The proposed 2016 budget assumes a 3.9% increase in income taxes, a modest 2.5% increase from 2015 total revenue and expenditure projections, and a modest net operating surplus. Year-end fund balance estimates are currently projected at approximately $134.4 million or 17.1% of 2014 general fund spending.
Given the city's history of conservative budgeting and expected deposits to the economic stabilization/rainy day fund (RDF) which is a component of the unrestricted general fund balance, Fitch expects the city will maintain structural balance. Pursuant to an updated 2013 resolution, the city plans to continue to replenish the RDF to $75 million by 2018 year-end. As of Dec. 31, 2014 there was $64.1 million in the RDF and the city has budgeted an additional $2.2 million in both 2015 and 2016, which would bring the balance to approximately $69 million by 2016 year-end.
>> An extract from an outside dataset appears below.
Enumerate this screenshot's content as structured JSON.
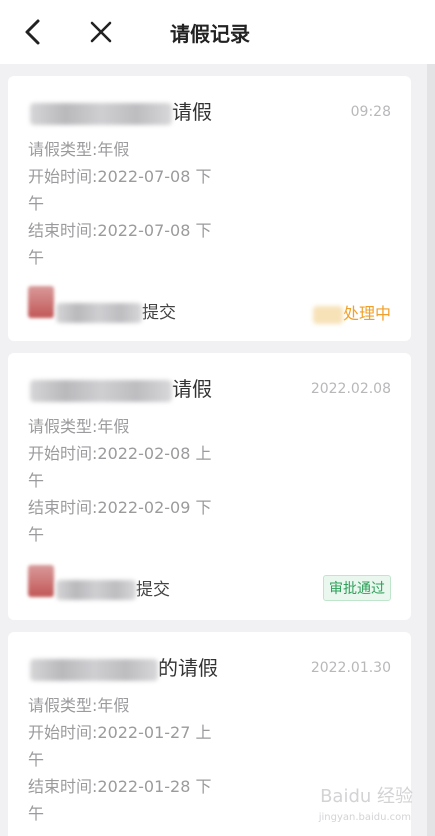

MANAGEABLE LONG-TERM OBLIGATIONS
The city's overall debt burden is moderate at $2,953 per capita but weaker relative to market value at 6%. However, none of the city's debt is actually paid from property taxes, but rather from SIT or enterprise funds. Payout of GO debt is average, with 71% repaid within 10 years taking into account the current issue.
The city limits borrowing in accordance with its internal debt affordability policies and has no exposure to derivative risk. Columbus' large $2 billion capital improvement plan primarily addresses environmental mandates for the city's sewerage system and is expected to remain self-supporting from utility fees and charges.
Voters authorized $842 million of additional borrowing at the November 2013 election, bringing the amount of authorized, unissued debt to approximately $458.3 million, post-sale. Officials anticipate issuing the debt over the next four years, with all debt service to be supported by enterprise or income tax revenues. In the near term, management expects to seek voter authorization of a new bond referendum in November of 2016. The par amount has yet to be determined. In addition, the city has $269.3 million of debt issuance available under a 2008 authorization specifically for sanitary sewer projects. The city has a favorable record of voter support for debt, with 100% of referenda approved since 1985. Debt service equaled an affordable 11.7% of governmental fund spending in fiscal 2014. Fitch expects the tax-supported debt burden will remain manageable due to the city's historically prudent use of available debt capacity.
Columbus provides pension benefits and other post-employment benefits (OPEB) through two state sponsored defined benefit pension plans, the Ohio Public Employees Retirement System (OPERS) and the Ohio Police and Fire Pension Fund (OP&F). The larger of the plans, OPERS, reported a funded ratio of 83.8% as of Dec. 31, 2014. Using Fitch's more conservative 7% rate of return, the estimated funded ratio is 75.5%. The city continues to fund 100% of its required annual pension contribution (APC).
Historically, the city paid the employee's portion of the pension contribution in addition to the city's APC payment (pension pick-up). The city has been negotiating phase-out of this practice in recent labor contracts. All negotiated contracts now include provisions to gradually reduce the pension pick-up, resulting in material pension cost savings which should keep future increases more manageable. Carrying costs for debt service, pension ARC, and OPEB amounted to a moderate 18.8% of governmental fund spending in 2014, excluding the portion of the employees' costs that the city covered. Including those costs, the figure rises to a still moderate 20.3%.